[Data entries]
↓↓↓
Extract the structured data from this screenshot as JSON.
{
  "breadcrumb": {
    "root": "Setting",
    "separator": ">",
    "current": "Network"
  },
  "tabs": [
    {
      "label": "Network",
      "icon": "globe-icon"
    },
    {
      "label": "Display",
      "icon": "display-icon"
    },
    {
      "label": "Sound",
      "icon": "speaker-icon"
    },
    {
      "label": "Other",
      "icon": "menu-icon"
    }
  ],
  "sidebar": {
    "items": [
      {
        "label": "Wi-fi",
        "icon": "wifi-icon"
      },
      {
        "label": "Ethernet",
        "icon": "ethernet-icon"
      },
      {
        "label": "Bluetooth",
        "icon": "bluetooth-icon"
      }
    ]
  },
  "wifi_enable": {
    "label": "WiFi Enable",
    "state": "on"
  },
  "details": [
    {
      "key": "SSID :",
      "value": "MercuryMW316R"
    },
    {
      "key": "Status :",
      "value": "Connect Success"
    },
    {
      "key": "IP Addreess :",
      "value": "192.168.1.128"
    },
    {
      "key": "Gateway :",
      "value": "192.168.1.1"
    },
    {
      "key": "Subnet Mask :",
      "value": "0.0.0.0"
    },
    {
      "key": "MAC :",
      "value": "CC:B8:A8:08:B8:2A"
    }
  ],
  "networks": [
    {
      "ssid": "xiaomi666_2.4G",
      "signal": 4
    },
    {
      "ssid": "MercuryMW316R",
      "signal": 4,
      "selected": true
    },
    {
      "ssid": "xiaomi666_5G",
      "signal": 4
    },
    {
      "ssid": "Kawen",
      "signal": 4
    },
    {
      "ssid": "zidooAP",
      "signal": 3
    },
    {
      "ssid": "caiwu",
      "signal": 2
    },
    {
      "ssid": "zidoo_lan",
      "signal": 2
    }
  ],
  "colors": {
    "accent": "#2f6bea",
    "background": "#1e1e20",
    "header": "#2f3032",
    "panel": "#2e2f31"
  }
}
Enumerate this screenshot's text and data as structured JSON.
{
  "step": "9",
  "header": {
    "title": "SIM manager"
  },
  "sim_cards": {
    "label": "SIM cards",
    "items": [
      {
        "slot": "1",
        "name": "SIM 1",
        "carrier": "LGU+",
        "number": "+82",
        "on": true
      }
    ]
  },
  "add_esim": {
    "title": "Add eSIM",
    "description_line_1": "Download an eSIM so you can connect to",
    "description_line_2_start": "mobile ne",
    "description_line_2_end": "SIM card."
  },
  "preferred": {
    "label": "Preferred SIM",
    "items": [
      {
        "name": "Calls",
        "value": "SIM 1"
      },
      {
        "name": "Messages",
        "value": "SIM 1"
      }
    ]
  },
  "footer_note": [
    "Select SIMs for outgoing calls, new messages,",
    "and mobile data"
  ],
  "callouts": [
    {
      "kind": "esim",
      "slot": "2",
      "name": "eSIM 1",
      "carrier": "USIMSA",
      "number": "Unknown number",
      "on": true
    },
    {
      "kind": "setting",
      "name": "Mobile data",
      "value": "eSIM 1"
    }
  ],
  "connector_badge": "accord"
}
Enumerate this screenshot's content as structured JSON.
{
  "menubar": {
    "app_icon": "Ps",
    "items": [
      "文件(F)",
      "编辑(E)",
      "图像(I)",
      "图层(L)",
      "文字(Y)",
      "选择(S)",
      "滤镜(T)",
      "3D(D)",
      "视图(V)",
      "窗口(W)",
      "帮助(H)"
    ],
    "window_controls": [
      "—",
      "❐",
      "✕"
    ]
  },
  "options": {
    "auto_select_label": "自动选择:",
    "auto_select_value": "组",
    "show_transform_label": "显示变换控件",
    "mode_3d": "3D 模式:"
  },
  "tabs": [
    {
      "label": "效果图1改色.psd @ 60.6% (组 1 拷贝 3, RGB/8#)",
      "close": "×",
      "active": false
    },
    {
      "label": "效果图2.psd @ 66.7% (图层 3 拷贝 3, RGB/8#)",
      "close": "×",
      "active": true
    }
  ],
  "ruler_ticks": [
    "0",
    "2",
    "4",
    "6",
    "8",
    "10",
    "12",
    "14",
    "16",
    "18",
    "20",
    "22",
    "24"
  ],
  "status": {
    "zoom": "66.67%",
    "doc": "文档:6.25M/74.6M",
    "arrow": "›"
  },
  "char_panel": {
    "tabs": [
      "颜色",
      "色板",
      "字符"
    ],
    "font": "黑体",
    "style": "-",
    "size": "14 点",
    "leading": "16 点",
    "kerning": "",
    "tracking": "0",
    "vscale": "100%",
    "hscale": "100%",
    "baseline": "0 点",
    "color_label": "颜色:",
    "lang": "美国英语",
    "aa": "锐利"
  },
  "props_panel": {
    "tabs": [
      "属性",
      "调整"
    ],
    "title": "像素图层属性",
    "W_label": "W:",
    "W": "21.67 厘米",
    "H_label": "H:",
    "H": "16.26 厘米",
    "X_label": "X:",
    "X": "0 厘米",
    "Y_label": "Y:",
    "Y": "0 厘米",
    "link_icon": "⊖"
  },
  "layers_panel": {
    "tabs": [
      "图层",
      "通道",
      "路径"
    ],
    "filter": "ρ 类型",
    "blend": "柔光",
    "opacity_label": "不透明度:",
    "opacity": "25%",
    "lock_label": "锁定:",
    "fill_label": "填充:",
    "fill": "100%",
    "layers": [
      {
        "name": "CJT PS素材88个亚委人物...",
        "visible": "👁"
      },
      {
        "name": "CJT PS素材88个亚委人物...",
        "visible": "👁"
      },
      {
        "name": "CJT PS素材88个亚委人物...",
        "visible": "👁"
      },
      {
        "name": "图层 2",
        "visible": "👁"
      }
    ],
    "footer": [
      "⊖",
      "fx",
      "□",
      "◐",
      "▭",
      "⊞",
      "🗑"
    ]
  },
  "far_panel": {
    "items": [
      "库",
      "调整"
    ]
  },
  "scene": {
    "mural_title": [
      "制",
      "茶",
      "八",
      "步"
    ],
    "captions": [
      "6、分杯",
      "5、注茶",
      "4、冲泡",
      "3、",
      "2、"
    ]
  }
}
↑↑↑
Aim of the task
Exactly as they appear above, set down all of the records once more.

Answer section
Extract the structured data from this screenshot as JSON.
{
  "breadcrumb": {
    "root": "Setting",
    "separator": ">",
    "current": "Network"
  },
  "tabs": [
    {
      "label": "Network",
      "icon": "globe-icon"
    },
    {
      "label": "Display",
      "icon": "display-icon"
    },
    {
      "label": "Sound",
      "icon": "speaker-icon"
    },
    {
      "label": "Other",
      "icon": "menu-icon"
    }
  ],
  "sidebar": {
    "items": [
      {
        "label": "Wi-fi",
        "icon": "wifi-icon"
      },
      {
        "label": "Ethernet",
        "icon": "ethernet-icon"
      },
      {
        "label": "Bluetooth",
        "icon": "bluetooth-icon"
      }
    ]
  },
  "wifi_enable": {
    "label": "WiFi Enable",
    "state": "on"
  },
  "details": [
    {
      "key": "SSID :",
      "value": "MercuryMW316R"
    },
    {
      "key": "Status :",
      "value": "Connect Success"
    },
    {
      "key": "IP Addreess :",
      "value": "192.168.1.128"
    },
    {
      "key": "Gateway :",
      "value": "192.168.1.1"
    },
    {
      "key": "Subnet Mask :",
      "value": "0.0.0.0"
    },
    {
      "key": "MAC :",
      "value": "CC:B8:A8:08:B8:2A"
    }
  ],
  "networks": [
    {
      "ssid": "xiaomi666_2.4G",
      "signal": 4
    },
    {
      "ssid": "MercuryMW316R",
      "signal": 4,
      "selected": true
    },
    {
      "ssid": "xiaomi666_5G",
      "signal": 4
    },
    {
      "ssid": "Kawen",
      "signal": 4
    },
    {
      "ssid": "zidooAP",
      "signal": 3
    },
    {
      "ssid": "caiwu",
      "signal": 2
    },
    {
      "ssid": "zidoo_lan",
      "signal": 2
    }
  ],
  "colors": {
    "accent": "#2f6bea",
    "background": "#1e1e20",
    "header": "#2f3032",
    "panel": "#2e2f31"
  }
}
Enumerate this screenshot's text and data as structured JSON.
{
  "step": "9",
  "header": {
    "title": "SIM manager"
  },
  "sim_cards": {
    "label": "SIM cards",
    "items": [
      {
        "slot": "1",
        "name": "SIM 1",
        "carrier": "LGU+",
        "number": "+82",
        "on": true
      }
    ]
  },
  "add_esim": {
    "title": "Add eSIM",
    "description_line_1": "Download an eSIM so you can connect to",
    "description_line_2_start": "mobile ne",
    "description_line_2_end": "SIM card."
  },
  "preferred": {
    "label": "Preferred SIM",
    "items": [
      {
        "name": "Calls",
        "value": "SIM 1"
      },
      {
        "name": "Messages",
        "value": "SIM 1"
      }
    ]
  },
  "footer_note": [
    "Select SIMs for outgoing calls, new messages,",
    "and mobile data"
  ],
  "callouts": [
    {
      "kind": "esim",
      "slot": "2",
      "name": "eSIM 1",
      "carrier": "USIMSA",
      "number": "Unknown number",
      "on": true
    },
    {
      "kind": "setting",
      "name": "Mobile data",
      "value": "eSIM 1"
    }
  ],
  "connector_badge": "accord"
}
Enumerate this screenshot's content as structured JSON.
{
  "menubar": {
    "app_icon": "Ps",
    "items": [
      "文件(F)",
      "编辑(E)",
      "图像(I)",
      "图层(L)",
      "文字(Y)",
      "选择(S)",
      "滤镜(T)",
      "3D(D)",
      "视图(V)",
      "窗口(W)",
      "帮助(H)"
    ],
    "window_controls": [
      "—",
      "❐",
      "✕"
    ]
  },
  "options": {
    "auto_select_label": "自动选择:",
    "auto_select_value": "组",
    "show_transform_label": "显示变换控件",
    "mode_3d": "3D 模式:"
  },
  "tabs": [
    {
      "label": "效果图1改色.psd @ 60.6% (组 1 拷贝 3, RGB/8#)",
      "close": "×",
      "active": false
    },
    {
      "label": "效果图2.psd @ 66.7% (图层 3 拷贝 3, RGB/8#)",
      "close": "×",
      "active": true
    }
  ],
  "ruler_ticks": [
    "0",
    "2",
    "4",
    "6",
    "8",
    "10",
    "12",
    "14",
    "16",
    "18",
    "20",
    "22",
    "24"
  ],
  "status": {
    "zoom": "66.67%",
    "doc": "文档:6.25M/74.6M",
    "arrow": "›"
  },
  "char_panel": {
    "tabs": [
      "颜色",
      "色板",
      "字符"
    ],
    "font": "黑体",
    "style": "-",
    "size": "14 点",
    "leading": "16 点",
    "kerning": "",
    "tracking": "0",
    "vscale": "100%",
    "hscale": "100%",
    "baseline": "0 点",
    "color_label": "颜色:",
    "lang": "美国英语",
    "aa": "锐利"
  },
  "props_panel": {
    "tabs": [
      "属性",
      "调整"
    ],
    "title": "像素图层属性",
    "W_label": "W:",
    "W": "21.67 厘米",
    "H_label": "H:",
    "H": "16.26 厘米",
    "X_label": "X:",
    "X": "0 厘米",
    "Y_label": "Y:",
    "Y": "0 厘米",
    "link_icon": "⊖"
  },
  "layers_panel": {
    "tabs": [
      "图层",
      "通道",
      "路径"
    ],
    "filter": "ρ 类型",
    "blend": "柔光",
    "opacity_label": "不透明度:",
    "opacity": "25%",
    "lock_label": "锁定:",
    "fill_label": "填充:",
    "fill": "100%",
    "layers": [
      {
        "name": "CJT PS素材88个亚委人物...",
        "visible": "👁"
      },
      {
        "name": "CJT PS素材88个亚委人物...",
        "visible": "👁"
      },
      {
        "name": "CJT PS素材88个亚委人物...",
        "visible": "👁"
      },
      {
        "name": "图层 2",
        "visible": "👁"
      }
    ],
    "footer": [
      "⊖",
      "fx",
      "□",
      "◐",
      "▭",
      "⊞",
      "🗑"
    ]
  },
  "far_panel": {
    "items": [
      "库",
      "调整"
    ]
  },
  "scene": {
    "mural_title": [
      "制",
      "茶",
      "八",
      "步"
    ],
    "captions": [
      "6、分杯",
      "5、注茶",
      "4、冲泡",
      "3、",
      "2、"
    ]
  }
}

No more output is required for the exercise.